'One possibility - delicate and fraught with risk - would be to try to use, in connection with pregnancy, the approach used in connection with cigarette smoking - that is fear,' he said.

Drone attack in Pakistan kills four; bodies burnt beyond recognition

An official says eight missiles hit a house and bodies were burnt beyond recognition.
US drones targeting a suspected militant compound on Friday killed four people in Pakistan's restive tribal region near the Afghan border, security officials said.

The attack took place in Gurbuz town, 65 kilometres southwest of Miranshah, the main town in North Waziristan tribal district, a security official said.

"The drones fired two missiles on a house believed to be a militant centre. Four militants were killed and two injured," he said.

Another official said eight missiles hit the house and the bodies were burnt beyond recognition.

"We have no information about the identity of those killed in the missile strike," the official said.

A security official in the northwestern Pakistani city of Peshawar confirmed the toll.

The other Bradley Manning: Jeremy Hammond faces life term for WikiLeaks and hacked Stratfor emails

A federal judge has refused to recuse herself from the closely watched trial of jailed computer hacker Jeremy Hammond, an alleged member of the group "Anonymous" charged with hacking into the computers of the private intelligence firm Stratfor and turning over some five million emails to the whistleblowing website WikiLeaks. Hammond's lawyers had asked Federal Judge Loretta Preska to recuse herself because her husband worked for a client of Stratfor, and himself had his email hacked. Hammond's supporters say the Stratfor documents shed light on how the private intelligence firm monitors activists and spies for corporate clients. He has been held without bail or trial for more than nine months. We speak with Michael Ratner, president emeritus of the Center for Constitutional Rights, about Hammond's case.


Western-backed terrorists in Syria attempt to blow passenger plane out of the sky

Newly-released video footage shows militants in Syria using anti-aircraft fire to shoot at, what appears to be, a passenger plane.

In the video, circulated on the Internet on Thursday, a militant is heard saying in Arabic, "It's a mistake. That's a passenger plane."

"No, it's a warplane," another one says.

A third militant is heard saying, "Even if it's a passenger plane, Sheikh Ahmad says shoot it down."

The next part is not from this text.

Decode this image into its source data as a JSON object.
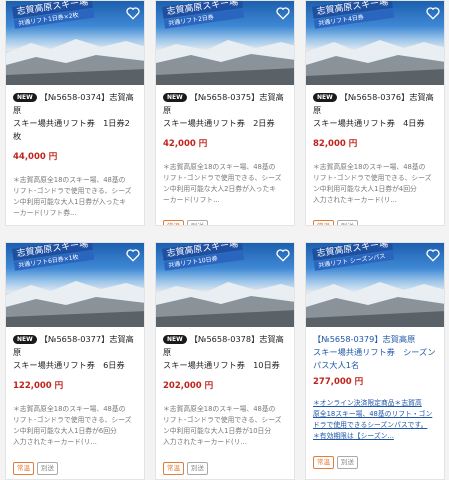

The militants then fire at the plane, but it is not clear whether the aircraft is actually downed.

Turkey kills 13 PKK rebels

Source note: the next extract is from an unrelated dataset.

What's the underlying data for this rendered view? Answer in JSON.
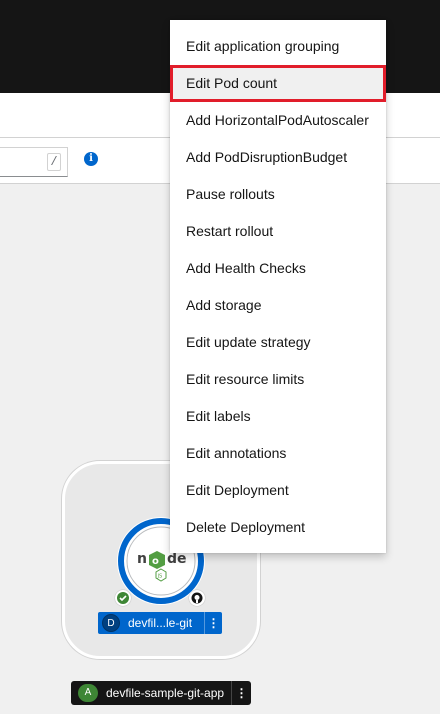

Thirteen militants of the Kurdistan Workers' Party (PKK) were killed in the Hatay and Osmaniye provinces as a result of a special operation conducted by Turkish Security Forces, the Hurriyet newspaper reported on Tuesday.

Six militants were detained during the special operation. Also ammunition owned by the PKK was seized.

Turkish army resumed military operations against them PKK militants after they became active.

Over 10 months Turkish security forces have rendered harmless 716 PKK militants, including 496 terrorists have been killed, 21 were wounded, 44 were arrested and 155 surrendered to the authorities.

During this period, the security forces have held six large-scale and 19 local operations against militants.

The conflict between Turkey and the PKK has lasted for over 25 years. The PKK is recognised as a terrorist organisation by both the UN and the EU.

3 police, 10 Taliban killed in clashes in Afghanistan

Three Afghan police and 10 Taliban insurgents were killed in separate clashes in Afghanistan, local officials said Tuesday.

Eight Taliban insurgents were killed and 18 others were injured in a joint Afghan-Nato operations in Abuzio, Raml, Katal, Maidani, Shahid Ba Ba, Sayed Kala, Agha Kuli, Basram and Badi Abad distrits of eastern Laghman province on Monday, local security officials said.

Two Afghan policemen were also killed in the operations, officials said.

The joint forces have seized many weapons during the operations, officials added.

It comes as an Afghan police and two Taliban insurgents were killed in clashes in Ala Say district of northeastern Kapisa province, provincial governor Mehrabuddin Safi said.

Four civilians, including a women and child, were injured in the clashes, he said.

In the past a week, several Taliban commanders has been captured or killed by Afghan and Nato operations.